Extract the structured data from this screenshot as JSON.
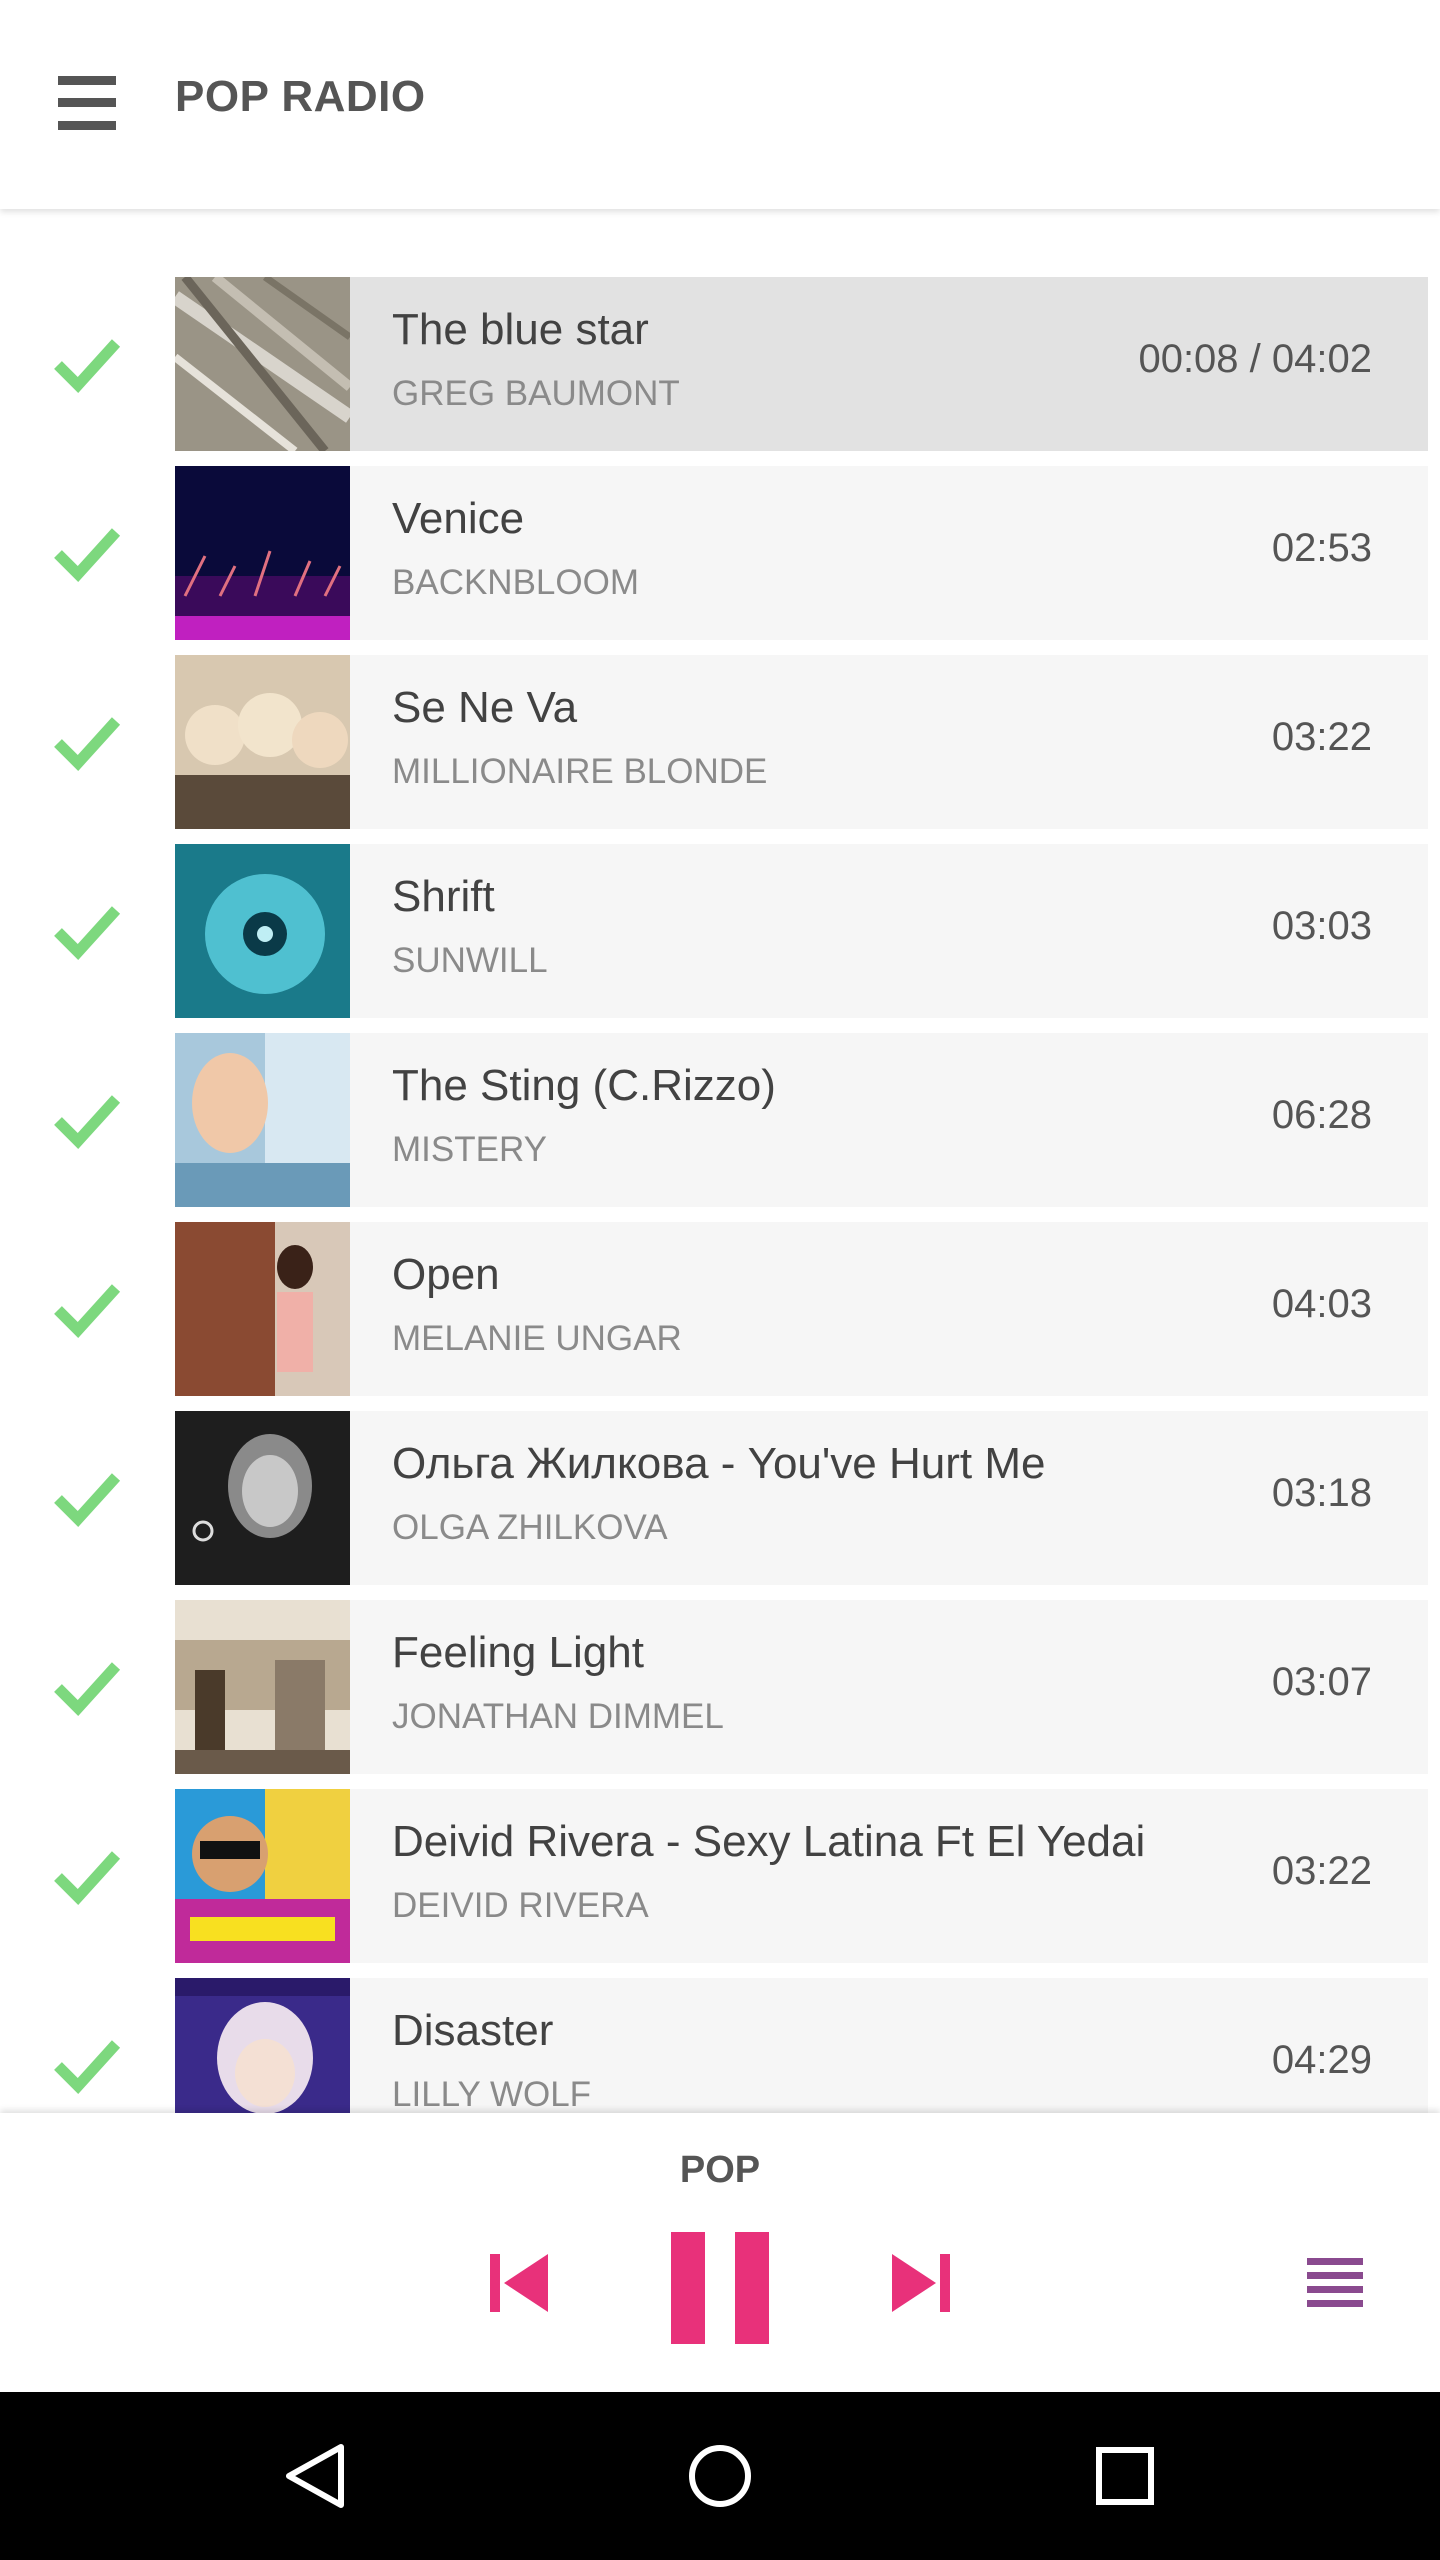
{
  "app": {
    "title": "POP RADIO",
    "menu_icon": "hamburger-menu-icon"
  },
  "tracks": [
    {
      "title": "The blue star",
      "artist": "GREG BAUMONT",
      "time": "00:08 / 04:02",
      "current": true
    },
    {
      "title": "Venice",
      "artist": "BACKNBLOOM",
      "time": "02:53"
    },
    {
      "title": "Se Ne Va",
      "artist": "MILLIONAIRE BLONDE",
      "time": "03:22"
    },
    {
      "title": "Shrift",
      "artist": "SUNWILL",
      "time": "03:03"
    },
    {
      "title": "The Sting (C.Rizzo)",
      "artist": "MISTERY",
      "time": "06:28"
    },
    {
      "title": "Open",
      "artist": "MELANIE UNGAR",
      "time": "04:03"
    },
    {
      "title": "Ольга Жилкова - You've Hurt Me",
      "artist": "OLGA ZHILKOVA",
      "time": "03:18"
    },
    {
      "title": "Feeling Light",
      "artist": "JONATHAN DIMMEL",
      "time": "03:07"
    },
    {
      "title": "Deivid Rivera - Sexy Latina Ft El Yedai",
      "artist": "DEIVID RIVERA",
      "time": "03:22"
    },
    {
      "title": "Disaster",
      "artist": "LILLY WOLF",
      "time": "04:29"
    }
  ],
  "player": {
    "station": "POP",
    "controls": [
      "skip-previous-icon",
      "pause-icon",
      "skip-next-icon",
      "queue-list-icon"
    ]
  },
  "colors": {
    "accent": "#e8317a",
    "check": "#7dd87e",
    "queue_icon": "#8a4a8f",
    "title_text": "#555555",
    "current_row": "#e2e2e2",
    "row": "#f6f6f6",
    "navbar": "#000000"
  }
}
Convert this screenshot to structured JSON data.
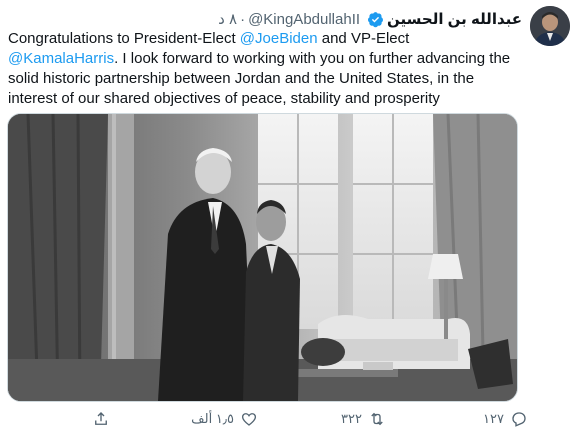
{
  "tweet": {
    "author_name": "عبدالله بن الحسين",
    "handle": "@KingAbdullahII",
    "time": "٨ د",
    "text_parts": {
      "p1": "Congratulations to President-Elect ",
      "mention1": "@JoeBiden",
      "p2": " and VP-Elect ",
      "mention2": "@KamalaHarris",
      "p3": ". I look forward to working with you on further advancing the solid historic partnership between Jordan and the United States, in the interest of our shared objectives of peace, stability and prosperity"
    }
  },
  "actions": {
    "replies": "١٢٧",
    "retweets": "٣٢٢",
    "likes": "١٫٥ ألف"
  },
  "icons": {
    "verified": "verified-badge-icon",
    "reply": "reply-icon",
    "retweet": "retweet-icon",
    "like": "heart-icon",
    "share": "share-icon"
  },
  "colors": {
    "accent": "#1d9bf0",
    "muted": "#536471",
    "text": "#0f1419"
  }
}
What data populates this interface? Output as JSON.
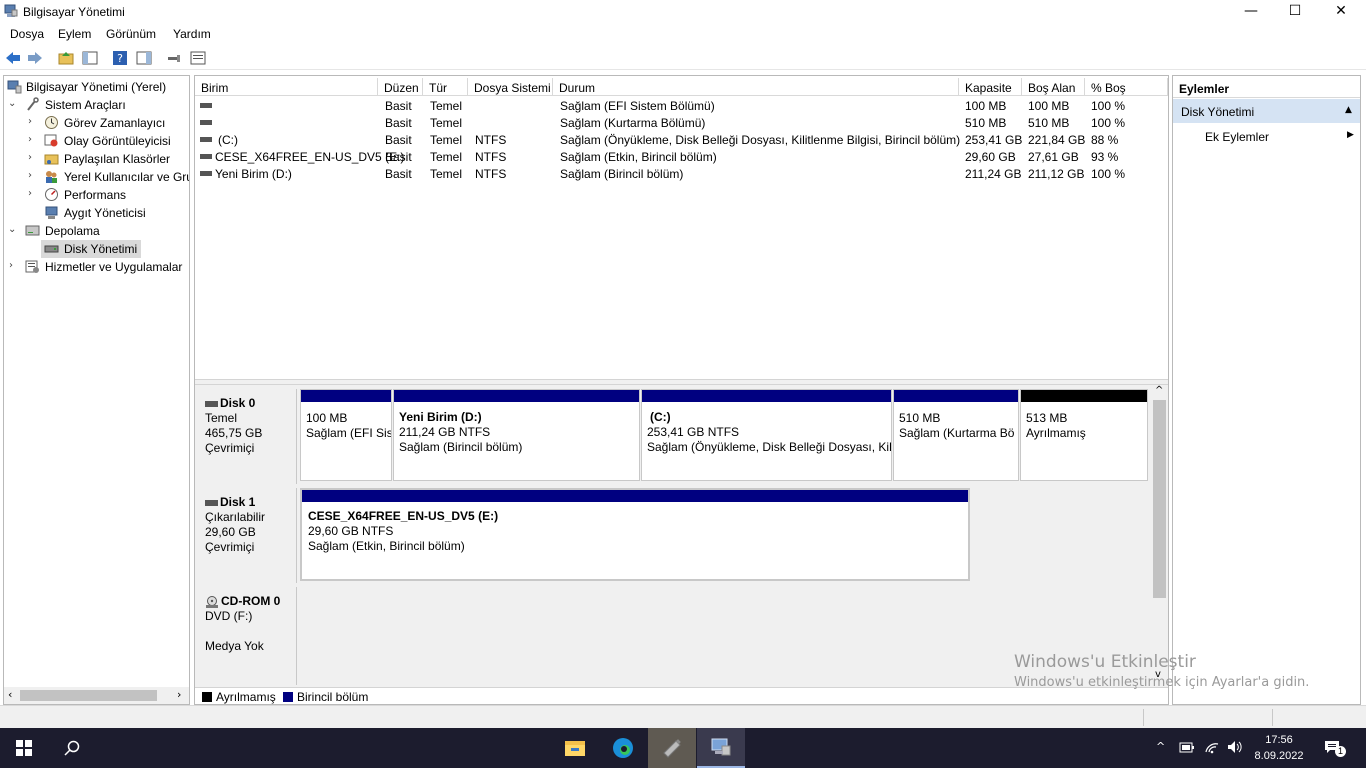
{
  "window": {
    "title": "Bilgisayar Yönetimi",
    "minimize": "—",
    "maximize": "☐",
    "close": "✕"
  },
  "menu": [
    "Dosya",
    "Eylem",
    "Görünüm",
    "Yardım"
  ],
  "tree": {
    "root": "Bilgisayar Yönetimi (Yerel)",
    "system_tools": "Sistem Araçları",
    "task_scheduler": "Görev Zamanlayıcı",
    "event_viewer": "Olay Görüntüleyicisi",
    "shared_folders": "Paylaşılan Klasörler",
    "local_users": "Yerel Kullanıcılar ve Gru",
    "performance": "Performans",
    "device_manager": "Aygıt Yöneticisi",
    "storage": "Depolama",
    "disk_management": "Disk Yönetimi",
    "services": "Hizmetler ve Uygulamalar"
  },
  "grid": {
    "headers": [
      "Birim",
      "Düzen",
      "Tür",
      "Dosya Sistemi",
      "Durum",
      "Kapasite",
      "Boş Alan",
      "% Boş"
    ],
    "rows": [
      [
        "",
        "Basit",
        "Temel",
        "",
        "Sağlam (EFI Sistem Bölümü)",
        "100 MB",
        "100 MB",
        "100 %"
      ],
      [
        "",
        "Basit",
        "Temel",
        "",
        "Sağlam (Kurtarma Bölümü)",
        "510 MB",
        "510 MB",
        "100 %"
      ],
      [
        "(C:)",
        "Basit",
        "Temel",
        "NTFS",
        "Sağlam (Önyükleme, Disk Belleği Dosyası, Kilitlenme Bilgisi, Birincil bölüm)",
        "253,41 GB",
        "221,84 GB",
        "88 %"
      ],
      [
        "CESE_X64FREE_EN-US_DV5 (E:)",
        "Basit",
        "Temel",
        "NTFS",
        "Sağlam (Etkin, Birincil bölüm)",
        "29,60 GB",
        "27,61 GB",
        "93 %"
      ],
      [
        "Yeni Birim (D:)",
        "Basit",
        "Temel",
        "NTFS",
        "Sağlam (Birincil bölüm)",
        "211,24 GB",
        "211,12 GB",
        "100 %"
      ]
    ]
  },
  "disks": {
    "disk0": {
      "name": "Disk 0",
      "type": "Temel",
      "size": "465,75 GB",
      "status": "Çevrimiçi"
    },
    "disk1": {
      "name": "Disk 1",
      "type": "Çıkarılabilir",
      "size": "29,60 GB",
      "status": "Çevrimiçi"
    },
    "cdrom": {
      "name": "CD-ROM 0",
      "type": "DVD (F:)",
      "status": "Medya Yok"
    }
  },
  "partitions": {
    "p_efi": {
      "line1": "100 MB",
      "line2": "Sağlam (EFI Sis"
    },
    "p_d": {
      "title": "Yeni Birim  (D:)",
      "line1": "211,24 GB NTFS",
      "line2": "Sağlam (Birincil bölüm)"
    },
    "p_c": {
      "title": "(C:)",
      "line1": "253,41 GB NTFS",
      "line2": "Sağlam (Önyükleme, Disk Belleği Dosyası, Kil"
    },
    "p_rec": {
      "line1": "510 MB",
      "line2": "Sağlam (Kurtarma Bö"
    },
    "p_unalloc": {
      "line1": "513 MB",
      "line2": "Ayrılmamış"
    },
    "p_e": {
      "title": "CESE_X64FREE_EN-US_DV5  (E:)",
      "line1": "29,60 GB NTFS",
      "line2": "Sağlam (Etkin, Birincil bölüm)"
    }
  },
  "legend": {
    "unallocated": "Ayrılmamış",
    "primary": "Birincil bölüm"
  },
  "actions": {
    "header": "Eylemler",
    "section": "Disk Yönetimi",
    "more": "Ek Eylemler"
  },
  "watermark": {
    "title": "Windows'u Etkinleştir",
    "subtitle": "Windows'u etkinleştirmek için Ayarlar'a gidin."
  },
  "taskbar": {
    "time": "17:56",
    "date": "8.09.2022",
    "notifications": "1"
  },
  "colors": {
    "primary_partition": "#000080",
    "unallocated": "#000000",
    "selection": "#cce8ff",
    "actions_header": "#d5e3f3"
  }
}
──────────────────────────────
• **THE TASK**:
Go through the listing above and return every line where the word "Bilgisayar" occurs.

• **ANSWER AREA**:
    "title": "Bilgisayar Yönetimi",
    "root": "Bilgisayar Yönetimi (Yerel)",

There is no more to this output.